The basis for saying that Russia has more savings than it can absorb is similar to the argument used for Saudi Arabia. Russia, it is said, is an oil economy and, apart from investments in the energy sector, the rest is like sand. But any comparison between Russia and Saudi Arabia is completely mad.
Russia is far more diversified than Saudi Arabia, with many potentially lucrative sectors (retail, foods, manufacturing). Russia needs an enormous amount of investment for modernizing its manufacturing sector and infrastructure. To say that investment in Russia on the scale needed may be currently unprofitable is not to say that the investment is not needed.
People who argue that investments are not needed if they are unprofitable confuse private and social rates of return. The social rate of return is the benefit of an investment to the society as a whole. In other words, it is return to the investor plus net effect of that investment on anyone else. Russia is a classic case where private rates of return are significantly below social rates of return, which means that many things like infrastructure are seriously undercapitalized. In the long run, this situation could develop into a self-reinforcing negative spiral, which would leave everyone worse off.

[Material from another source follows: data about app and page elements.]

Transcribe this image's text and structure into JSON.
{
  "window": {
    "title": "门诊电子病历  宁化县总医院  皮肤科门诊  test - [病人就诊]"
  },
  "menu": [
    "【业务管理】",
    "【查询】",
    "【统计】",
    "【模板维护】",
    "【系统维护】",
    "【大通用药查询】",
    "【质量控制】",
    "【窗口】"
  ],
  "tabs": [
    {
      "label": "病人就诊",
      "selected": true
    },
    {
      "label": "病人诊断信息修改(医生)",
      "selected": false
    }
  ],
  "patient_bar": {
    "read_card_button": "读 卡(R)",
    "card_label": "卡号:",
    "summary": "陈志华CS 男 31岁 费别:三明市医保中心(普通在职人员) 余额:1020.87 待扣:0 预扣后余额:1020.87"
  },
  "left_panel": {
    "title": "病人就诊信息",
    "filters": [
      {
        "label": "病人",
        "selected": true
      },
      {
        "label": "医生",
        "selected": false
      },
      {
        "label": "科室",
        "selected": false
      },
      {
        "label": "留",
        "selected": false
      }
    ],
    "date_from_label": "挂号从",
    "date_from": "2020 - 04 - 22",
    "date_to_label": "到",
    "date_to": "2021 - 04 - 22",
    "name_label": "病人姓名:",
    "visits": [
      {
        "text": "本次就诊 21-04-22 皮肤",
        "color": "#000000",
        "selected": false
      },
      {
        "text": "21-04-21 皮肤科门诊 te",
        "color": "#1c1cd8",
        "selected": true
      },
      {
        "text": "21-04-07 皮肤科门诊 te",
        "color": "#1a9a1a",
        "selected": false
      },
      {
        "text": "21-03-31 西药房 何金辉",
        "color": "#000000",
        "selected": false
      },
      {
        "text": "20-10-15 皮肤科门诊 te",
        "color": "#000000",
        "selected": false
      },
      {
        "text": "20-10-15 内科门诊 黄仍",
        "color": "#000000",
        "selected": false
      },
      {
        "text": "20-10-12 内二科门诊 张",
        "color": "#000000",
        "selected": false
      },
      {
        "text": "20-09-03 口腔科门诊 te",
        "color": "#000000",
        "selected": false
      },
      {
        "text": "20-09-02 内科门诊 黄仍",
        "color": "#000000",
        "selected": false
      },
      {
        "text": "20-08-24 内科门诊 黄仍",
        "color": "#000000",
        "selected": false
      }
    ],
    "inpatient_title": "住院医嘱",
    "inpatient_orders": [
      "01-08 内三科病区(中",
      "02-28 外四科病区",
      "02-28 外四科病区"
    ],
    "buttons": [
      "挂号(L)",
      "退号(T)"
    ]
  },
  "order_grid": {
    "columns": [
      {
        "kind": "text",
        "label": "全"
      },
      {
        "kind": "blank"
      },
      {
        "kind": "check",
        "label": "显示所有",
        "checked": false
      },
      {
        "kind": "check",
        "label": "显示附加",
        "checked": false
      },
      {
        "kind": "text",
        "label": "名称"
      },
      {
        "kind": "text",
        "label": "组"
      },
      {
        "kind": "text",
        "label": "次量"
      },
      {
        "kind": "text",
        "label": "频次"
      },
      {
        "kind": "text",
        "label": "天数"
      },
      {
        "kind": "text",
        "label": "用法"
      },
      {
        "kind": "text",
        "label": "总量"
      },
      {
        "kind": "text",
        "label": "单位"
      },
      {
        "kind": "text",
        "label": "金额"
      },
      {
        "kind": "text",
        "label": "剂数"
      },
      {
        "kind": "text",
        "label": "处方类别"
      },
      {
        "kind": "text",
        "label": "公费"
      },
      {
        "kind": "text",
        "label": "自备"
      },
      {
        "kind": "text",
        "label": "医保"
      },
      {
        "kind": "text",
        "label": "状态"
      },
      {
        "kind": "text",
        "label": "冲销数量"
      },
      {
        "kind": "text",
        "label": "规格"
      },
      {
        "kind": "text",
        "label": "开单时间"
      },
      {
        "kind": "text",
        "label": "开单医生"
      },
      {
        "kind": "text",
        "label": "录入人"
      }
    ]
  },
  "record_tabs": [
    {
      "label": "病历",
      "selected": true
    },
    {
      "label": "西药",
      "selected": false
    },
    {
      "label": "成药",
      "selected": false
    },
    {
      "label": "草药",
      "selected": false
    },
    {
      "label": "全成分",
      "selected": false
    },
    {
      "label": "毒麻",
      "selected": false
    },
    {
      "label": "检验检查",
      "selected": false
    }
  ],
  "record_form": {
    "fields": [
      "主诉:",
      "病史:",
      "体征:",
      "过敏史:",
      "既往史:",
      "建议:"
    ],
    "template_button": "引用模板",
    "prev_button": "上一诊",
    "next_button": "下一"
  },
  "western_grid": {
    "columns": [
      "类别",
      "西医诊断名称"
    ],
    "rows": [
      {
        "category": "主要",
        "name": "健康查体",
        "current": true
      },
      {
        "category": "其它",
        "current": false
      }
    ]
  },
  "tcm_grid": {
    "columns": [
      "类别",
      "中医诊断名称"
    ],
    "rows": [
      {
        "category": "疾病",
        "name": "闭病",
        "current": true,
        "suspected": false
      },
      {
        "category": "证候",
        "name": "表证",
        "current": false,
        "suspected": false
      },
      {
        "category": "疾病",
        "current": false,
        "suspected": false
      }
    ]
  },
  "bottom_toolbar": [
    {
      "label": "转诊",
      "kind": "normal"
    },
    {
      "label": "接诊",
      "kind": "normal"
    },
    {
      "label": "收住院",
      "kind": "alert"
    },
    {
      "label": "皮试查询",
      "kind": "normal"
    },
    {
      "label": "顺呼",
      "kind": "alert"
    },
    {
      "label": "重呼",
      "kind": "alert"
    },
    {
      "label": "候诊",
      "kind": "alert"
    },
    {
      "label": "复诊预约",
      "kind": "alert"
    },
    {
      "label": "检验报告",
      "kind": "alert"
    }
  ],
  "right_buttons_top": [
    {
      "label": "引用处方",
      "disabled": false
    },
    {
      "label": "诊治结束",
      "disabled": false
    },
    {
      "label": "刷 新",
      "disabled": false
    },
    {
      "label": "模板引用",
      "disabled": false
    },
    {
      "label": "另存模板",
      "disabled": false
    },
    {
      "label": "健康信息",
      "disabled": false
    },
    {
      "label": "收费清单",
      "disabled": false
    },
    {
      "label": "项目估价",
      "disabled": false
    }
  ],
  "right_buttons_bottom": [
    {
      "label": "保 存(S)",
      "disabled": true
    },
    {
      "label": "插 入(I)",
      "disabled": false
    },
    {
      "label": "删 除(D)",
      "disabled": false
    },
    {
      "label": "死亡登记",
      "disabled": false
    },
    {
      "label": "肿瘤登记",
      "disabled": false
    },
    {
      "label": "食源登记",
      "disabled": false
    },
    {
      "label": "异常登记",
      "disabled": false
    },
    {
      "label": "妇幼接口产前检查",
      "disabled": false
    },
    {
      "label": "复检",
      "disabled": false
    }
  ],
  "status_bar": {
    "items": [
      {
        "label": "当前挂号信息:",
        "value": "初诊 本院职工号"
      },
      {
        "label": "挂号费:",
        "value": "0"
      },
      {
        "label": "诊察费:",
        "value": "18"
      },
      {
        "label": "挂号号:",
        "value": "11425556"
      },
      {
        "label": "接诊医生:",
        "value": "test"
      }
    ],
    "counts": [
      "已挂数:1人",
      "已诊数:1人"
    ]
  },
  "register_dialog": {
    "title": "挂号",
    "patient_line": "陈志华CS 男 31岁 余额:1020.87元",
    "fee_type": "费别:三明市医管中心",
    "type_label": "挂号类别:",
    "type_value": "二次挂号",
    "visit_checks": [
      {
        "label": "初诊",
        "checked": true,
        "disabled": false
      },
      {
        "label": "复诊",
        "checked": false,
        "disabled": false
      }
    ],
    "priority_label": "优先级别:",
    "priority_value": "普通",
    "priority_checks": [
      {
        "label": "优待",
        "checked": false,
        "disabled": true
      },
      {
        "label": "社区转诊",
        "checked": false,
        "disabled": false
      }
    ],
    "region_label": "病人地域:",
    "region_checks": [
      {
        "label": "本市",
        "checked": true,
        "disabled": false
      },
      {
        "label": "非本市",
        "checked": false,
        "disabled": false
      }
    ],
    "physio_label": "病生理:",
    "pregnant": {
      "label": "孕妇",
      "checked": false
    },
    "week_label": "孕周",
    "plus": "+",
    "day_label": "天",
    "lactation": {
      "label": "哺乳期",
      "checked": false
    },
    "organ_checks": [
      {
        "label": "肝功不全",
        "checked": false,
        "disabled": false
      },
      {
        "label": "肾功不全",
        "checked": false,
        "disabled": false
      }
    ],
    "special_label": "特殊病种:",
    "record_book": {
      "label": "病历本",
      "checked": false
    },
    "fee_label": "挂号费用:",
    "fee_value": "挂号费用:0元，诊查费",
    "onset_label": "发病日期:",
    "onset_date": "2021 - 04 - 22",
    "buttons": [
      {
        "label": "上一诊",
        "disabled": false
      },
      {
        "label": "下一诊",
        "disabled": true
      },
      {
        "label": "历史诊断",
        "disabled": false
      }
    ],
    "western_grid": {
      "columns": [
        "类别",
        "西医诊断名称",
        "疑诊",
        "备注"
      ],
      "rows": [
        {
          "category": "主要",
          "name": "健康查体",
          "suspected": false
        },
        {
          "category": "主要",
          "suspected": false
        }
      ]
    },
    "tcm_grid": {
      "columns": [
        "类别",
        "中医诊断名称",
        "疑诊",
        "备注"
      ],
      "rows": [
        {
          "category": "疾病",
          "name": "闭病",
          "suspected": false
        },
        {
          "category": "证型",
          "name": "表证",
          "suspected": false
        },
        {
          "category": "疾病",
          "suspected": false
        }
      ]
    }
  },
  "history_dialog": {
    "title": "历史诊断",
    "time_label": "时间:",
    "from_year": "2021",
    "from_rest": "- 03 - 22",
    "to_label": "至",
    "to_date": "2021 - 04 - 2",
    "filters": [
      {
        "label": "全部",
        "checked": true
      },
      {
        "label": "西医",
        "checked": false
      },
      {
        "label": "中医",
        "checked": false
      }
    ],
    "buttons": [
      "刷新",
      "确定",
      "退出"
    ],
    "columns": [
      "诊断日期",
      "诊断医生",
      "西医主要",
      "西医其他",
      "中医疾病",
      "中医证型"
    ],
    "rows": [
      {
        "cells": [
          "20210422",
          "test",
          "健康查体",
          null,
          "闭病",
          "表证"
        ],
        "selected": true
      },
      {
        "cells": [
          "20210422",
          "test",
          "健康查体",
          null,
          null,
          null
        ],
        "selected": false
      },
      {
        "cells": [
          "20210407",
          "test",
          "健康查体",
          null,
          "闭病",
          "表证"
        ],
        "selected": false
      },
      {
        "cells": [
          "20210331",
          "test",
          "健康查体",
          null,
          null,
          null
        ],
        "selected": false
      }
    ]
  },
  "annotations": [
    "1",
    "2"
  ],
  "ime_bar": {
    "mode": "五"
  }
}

Capital controls are not an answer, not only because they could never be implemented, but because they will not deal with the underlying problem and will only distort financial markets. The focus should be on measures that will voluntarily attract both Russian and foreign money. What the government needs to do is to change the structure of incentives in a way that would bring the private rate of return closer to the social rate of return.
Some economists might suggest taxing oil companies, who are the biggest single source of capital. In theory, a one-off windfall tax on oil companies, justified by the acquisition of oil company assets at bargain-basement prices, could be a good move. This worked in Britain, and allowed Chancellor of the Exchequer Gordon Brown to raise revenues for his training-and-employment program. But, in Russia, any such tax would only encourage more capital flight.
The way forward is gradually to abandon open and hidden subsidies to unprofitable private and state-owned enterprises in order to let them die and to free resources, which could be invested in the infrastructure. Better infrastructure, supplemented by institutional reforms, will make it easier and more profitable to do business, and would thus attract investments to industries other than oil and gas. Once this process is started, it will be in business’ own interest to keep investments into infrastructure and the real economy flowing, strengthening the Russian economy further.
Any such measures must be complemented by the development and enforcement of property rights, particularly with regard to equity investments, the area most visible to foreign investors and policy-makers. And, in this, the authorities should definitely take a more active approach, starting with Unified Energy Systems and its planned restructuring.